Rod Tucker ponders the best treatment for this common condition as he weighs up the latest research
There is little doubt that exercise has a wide range of health benefits – especially in reducing our risk of premature death.
In fact, one systematic review found that physical activity reduced cardiovascular mortality by an average of 35%. A major risk factor for cardiovascular disease is high blood pressure (hypertension) and the benefits of anti-hypertensive drug therapy in terms of reducing coronary events and stroke are well established.
Furthermore, there is good evidence that exercise can reduce blood pressure in those with hypertension but no studies have directly compared exercise with drug treatment. So what is the relative benefit of each at reducing blood pressure?
A recent network meta-analysis has tried to shed some light on the relative anti-hypertensive effects of each intervention. A network meta-analysis is used when there are no direct comparative studies and allows researchers to equate the effects of different interventions (in this case exercise and drug treatment) on hypertension.
The study included data from a total of 391 randomised trials on exercise that included over 10,000 participants and 194 trials (29,281 patients). The trials evaluated anti-hypertensive therapies including angiotensin-converting enzyme inhibitors (ACEi), calcium channel blockers and diuretics.
The authors found that, overall, both interventions were able to reduce blood pressure though the average reduction from drug therapy was greater than for exercise (8.8 mmHg vs 4.84 mmHg). Nevertheless, when comparing the reductions in those with existinghypertension, exercise reduced systolic blood pressure by an average of 8.96 mmHg, ie to a similar extent as drug therapy.
Furthermore, it didn’t seem to matter which form of exercise was used, ie aerobic or resistance-training, and there was evidence that combining endurance and resistance training had an additional blood pressure-lowering effect.

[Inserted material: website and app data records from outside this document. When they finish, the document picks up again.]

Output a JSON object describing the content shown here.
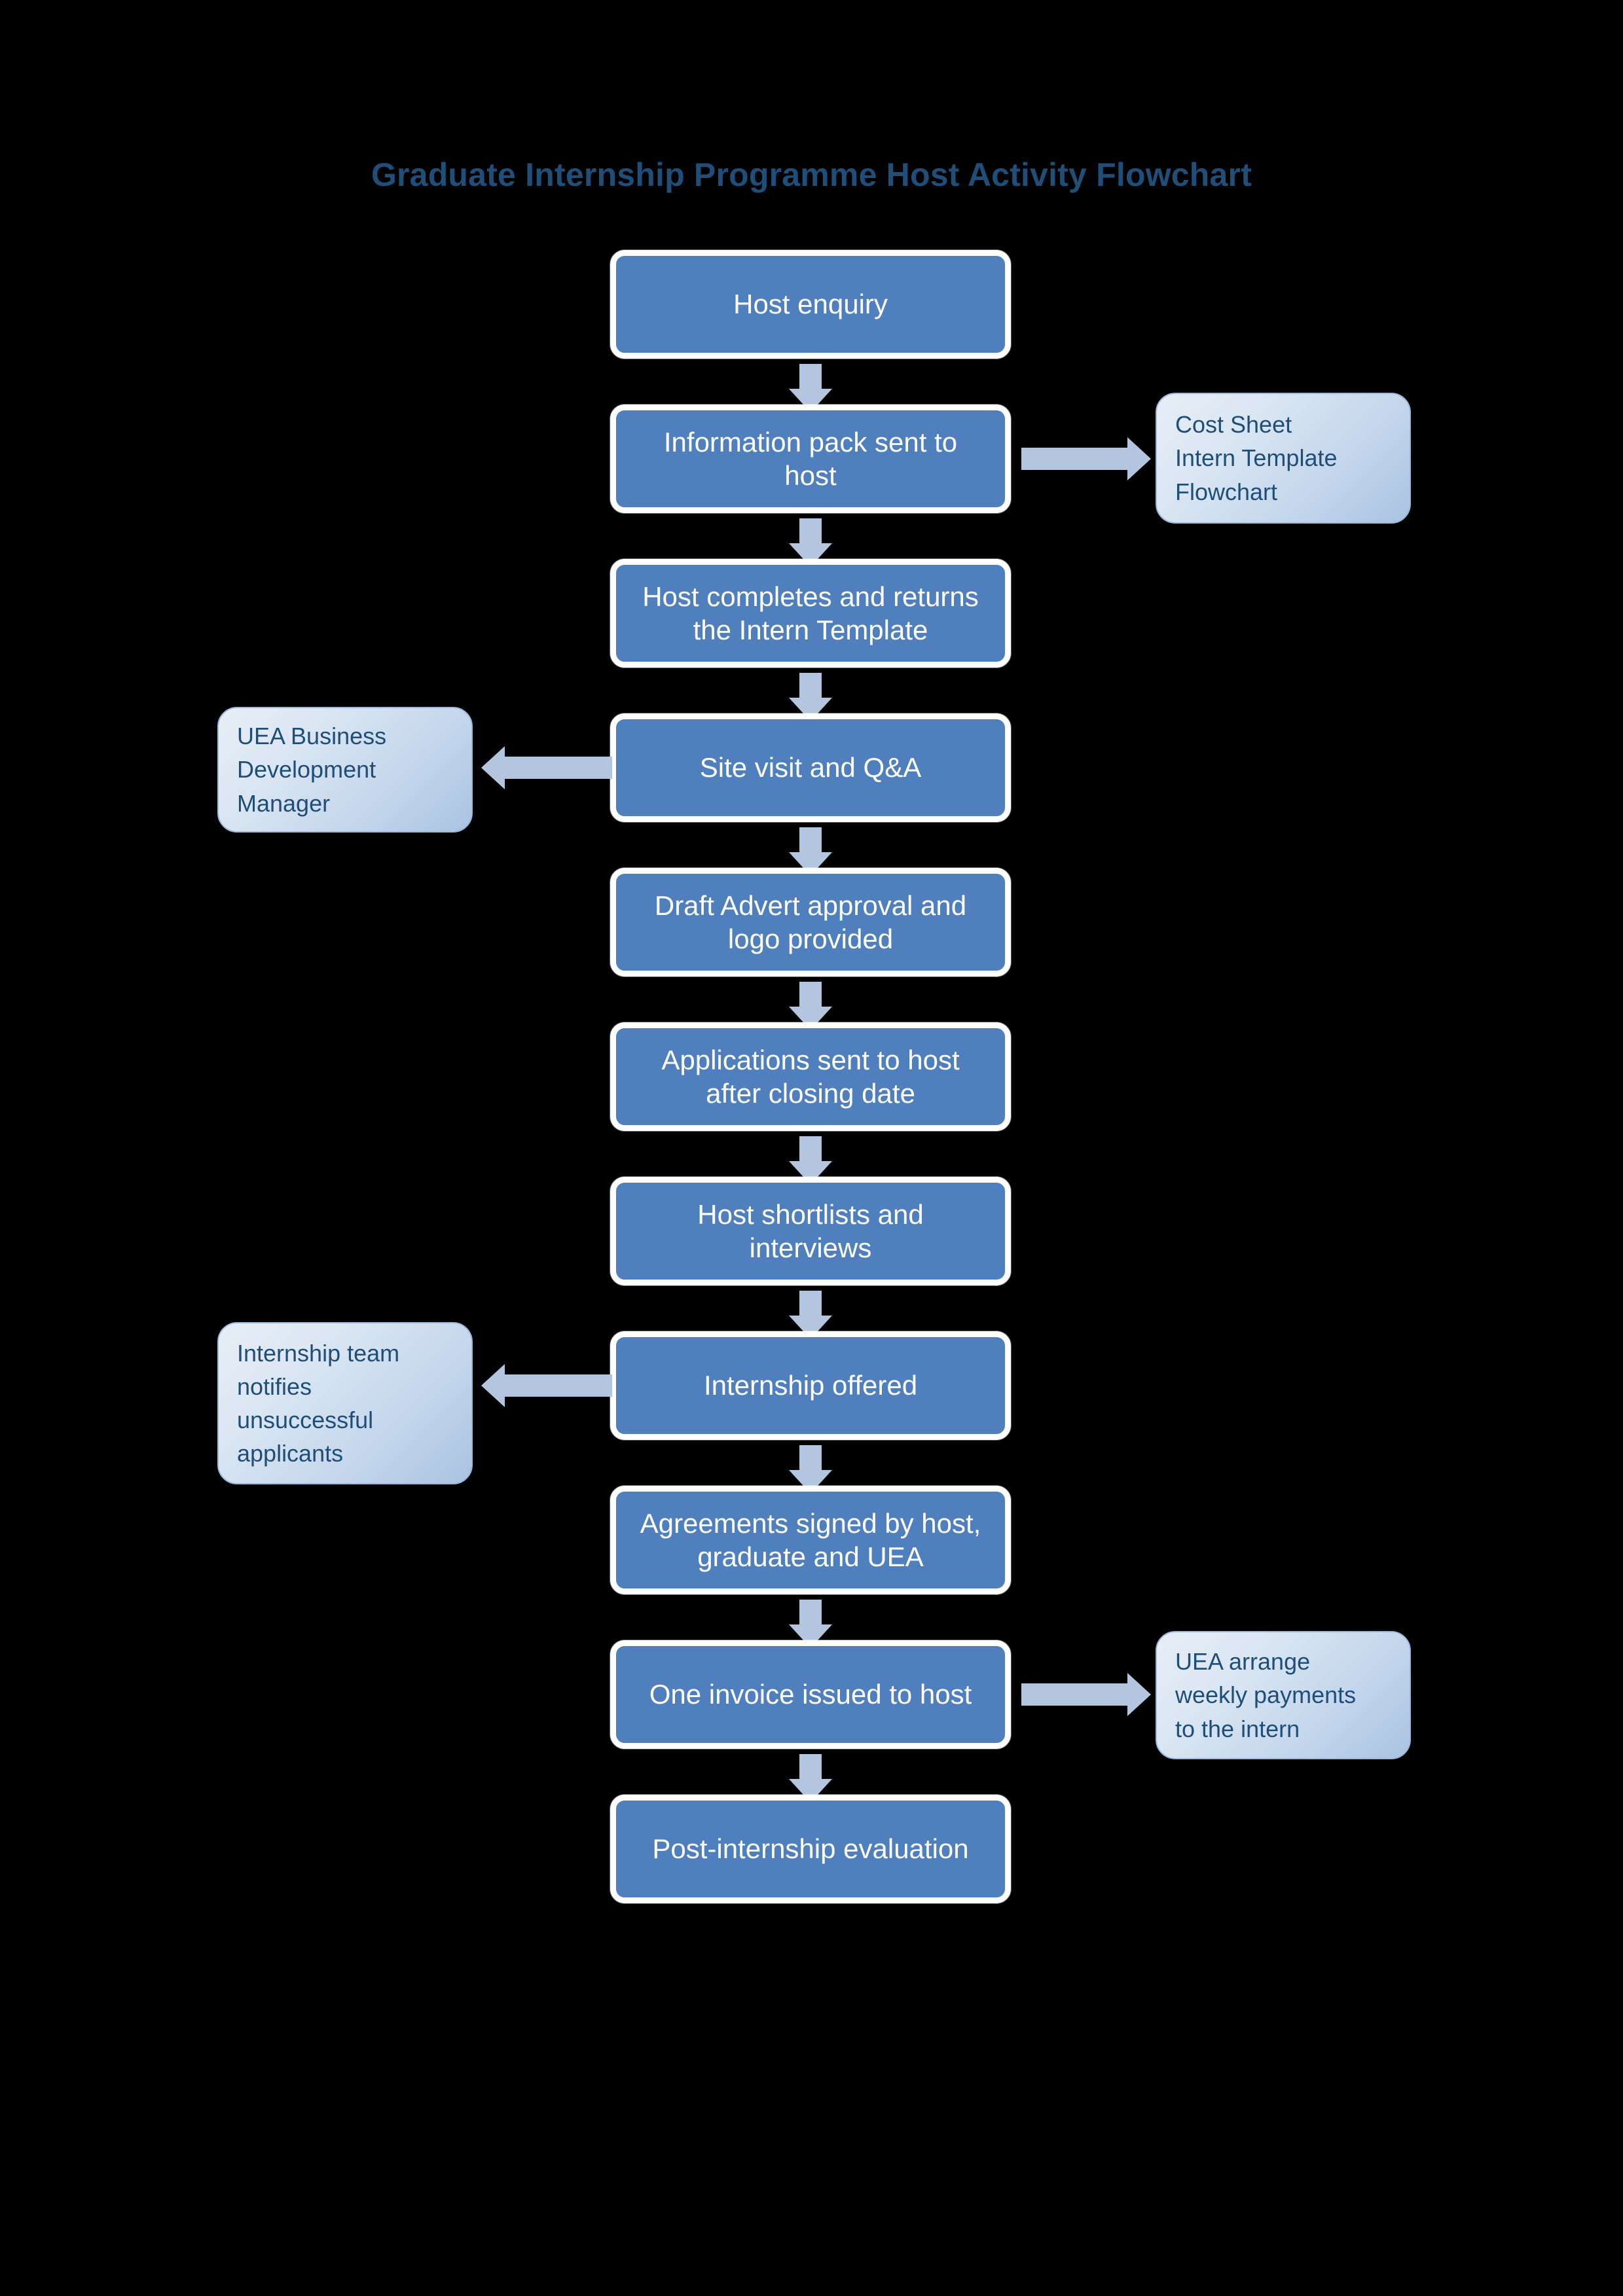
{
  "title": "Graduate Internship Programme Host Activity Flowchart",
  "colors": {
    "background": "#000000",
    "title_text": "#1F4E79",
    "node_fill": "#4F80BD",
    "node_border": "#FFFFFF",
    "node_text": "#FFFFFF",
    "note_fill_light": "#E7EEF7",
    "note_fill_dark": "#A9C3E1",
    "note_text": "#1F4E79",
    "arrow_fill": "#B4C6DF"
  },
  "chart_data": {
    "type": "diagram",
    "diagram_kind": "flowchart",
    "title": "Graduate Internship Programme Host Activity Flowchart",
    "orientation": "top-to-bottom",
    "nodes": [
      {
        "id": "n1",
        "label": "Host enquiry",
        "kind": "process"
      },
      {
        "id": "n2",
        "label": "Information pack sent to host",
        "kind": "process"
      },
      {
        "id": "n3",
        "label": "Host completes and returns the Intern Template",
        "kind": "process"
      },
      {
        "id": "n4",
        "label": "Site visit and Q&A",
        "kind": "process"
      },
      {
        "id": "n5",
        "label": "Draft Advert approval and logo provided",
        "kind": "process"
      },
      {
        "id": "n6",
        "label": "Applications sent to host after closing date",
        "kind": "process"
      },
      {
        "id": "n7",
        "label": "Host shortlists and interviews",
        "kind": "process"
      },
      {
        "id": "n8",
        "label": "Internship offered",
        "kind": "process"
      },
      {
        "id": "n9",
        "label": "Agreements signed by host, graduate and UEA",
        "kind": "process"
      },
      {
        "id": "n10",
        "label": "One invoice issued to host",
        "kind": "process"
      },
      {
        "id": "n11",
        "label": "Post-internship evaluation",
        "kind": "process"
      },
      {
        "id": "s1",
        "label": "Cost Sheet\nIntern Template\nFlowchart",
        "kind": "note",
        "side": "right"
      },
      {
        "id": "s2",
        "label": "UEA Business Development Manager",
        "kind": "note",
        "side": "left"
      },
      {
        "id": "s3",
        "label": "Internship team notifies unsuccessful applicants",
        "kind": "note",
        "side": "left"
      },
      {
        "id": "s4",
        "label": "UEA arrange weekly payments to the intern",
        "kind": "note",
        "side": "right"
      }
    ],
    "edges": [
      {
        "from": "n1",
        "to": "n2",
        "direction": "down"
      },
      {
        "from": "n2",
        "to": "s1",
        "direction": "right"
      },
      {
        "from": "n2",
        "to": "n3",
        "direction": "down"
      },
      {
        "from": "n3",
        "to": "n4",
        "direction": "down"
      },
      {
        "from": "n4",
        "to": "s2",
        "direction": "left"
      },
      {
        "from": "n4",
        "to": "n5",
        "direction": "down"
      },
      {
        "from": "n5",
        "to": "n6",
        "direction": "down"
      },
      {
        "from": "n6",
        "to": "n7",
        "direction": "down"
      },
      {
        "from": "n7",
        "to": "n8",
        "direction": "down"
      },
      {
        "from": "n8",
        "to": "s3",
        "direction": "left"
      },
      {
        "from": "n8",
        "to": "n9",
        "direction": "down"
      },
      {
        "from": "n9",
        "to": "n10",
        "direction": "down"
      },
      {
        "from": "n10",
        "to": "s4",
        "direction": "right"
      },
      {
        "from": "n10",
        "to": "n11",
        "direction": "down"
      }
    ]
  },
  "nodes": {
    "n1": {
      "line1": "Host enquiry"
    },
    "n2": {
      "line1": "Information pack sent to",
      "line2": "host"
    },
    "n3": {
      "line1": "Host completes and returns",
      "line2": "the Intern Template"
    },
    "n4": {
      "line1": "Site visit and Q&A"
    },
    "n5": {
      "line1": "Draft Advert approval and",
      "line2": "logo provided"
    },
    "n6": {
      "line1": "Applications sent to host",
      "line2": "after closing date"
    },
    "n7": {
      "line1": "Host shortlists and",
      "line2": "interviews"
    },
    "n8": {
      "line1": "Internship offered"
    },
    "n9": {
      "line1": "Agreements signed by host,",
      "line2": "graduate and UEA"
    },
    "n10": {
      "line1": "One invoice issued to host"
    },
    "n11": {
      "line1": "Post-internship evaluation"
    }
  },
  "notes": {
    "s1": {
      "line1": "Cost Sheet",
      "line2": "Intern Template",
      "line3": "Flowchart"
    },
    "s2": {
      "line1": "UEA Business",
      "line2": "Development",
      "line3": "Manager"
    },
    "s3": {
      "line1": "Internship team",
      "line2": "notifies",
      "line3": "unsuccessful",
      "line4": "applicants"
    },
    "s4": {
      "line1": "UEA arrange",
      "line2": "weekly payments",
      "line3": "to the intern"
    }
  }
}
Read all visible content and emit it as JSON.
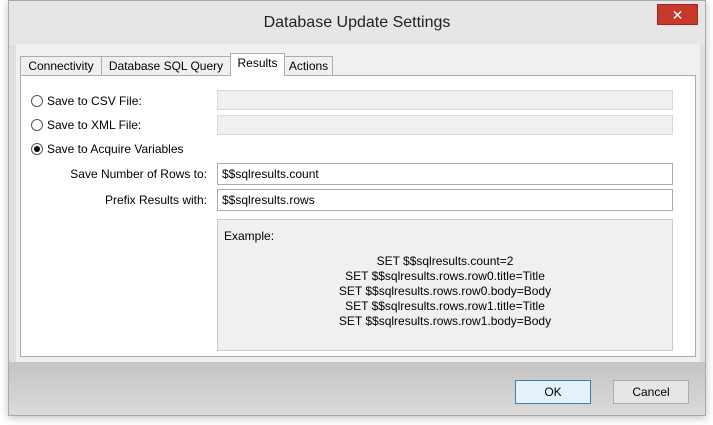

This study builds on work by the same group who observed that where evidence existed (though there wasn’t very much) it seems that physical activity is as effective as drug interventions in the secondary prevention of heart disease, stroke, heart failure and prediabetes. Other work in over 10,000 hypertensive patients has also demonstrated that either running or walking 11.5 miles per week has a significant reduction in all-cause mortality and cardiovascular disease.
But before we rush out and advise all our hypertensive patients to join a gym, a recent report from the British Heart Foundation found that around 39% of UK adults (roughly 20 million people) are failing to meet Government targets for physical activity.
The finding from the network meta-analysis are important because it has been estimated that about half of those diagnosed with hypertension and prescribed treatment, stop taking that treatment with a year, thus highlighting the need for alternative blood pressure lowering strategies.
If patients don’t want to take up physical activity, apart from weight loss and reducing salt intake, are there any alternative and effective non-drug interventions to reduce blood pressure. One unusual but seemingly effective strategy is the use of isometric handgrip training. The most common protocol involves four two-minute periods of sustained isometric contractions (i.e., gently squeezing the device) separated by a 1-minute rest, performed three to five times a week using a handgrip dynamometer.
This form of exercise doesn’t require a trip to the gym and can even be performed sat at home in front of the TV! While there have only been a small number of studies, it appears to reduce systolic blood pressure by 5 – 8 mm Hg in hypertensive patients.
In summary, there is convincing evidence that exercise interventions are likely to be as effective as drug treatment in those with high blood pressurem yet many fail to achieve sufficient levels of activity.
While all hypertensive patients should aim to become more physically active, for those who are reluctant to work up a sweat, a hand dynamometer might represent an acceptable and effective alternative.
This blog was first published by our sister publication The Pharmacist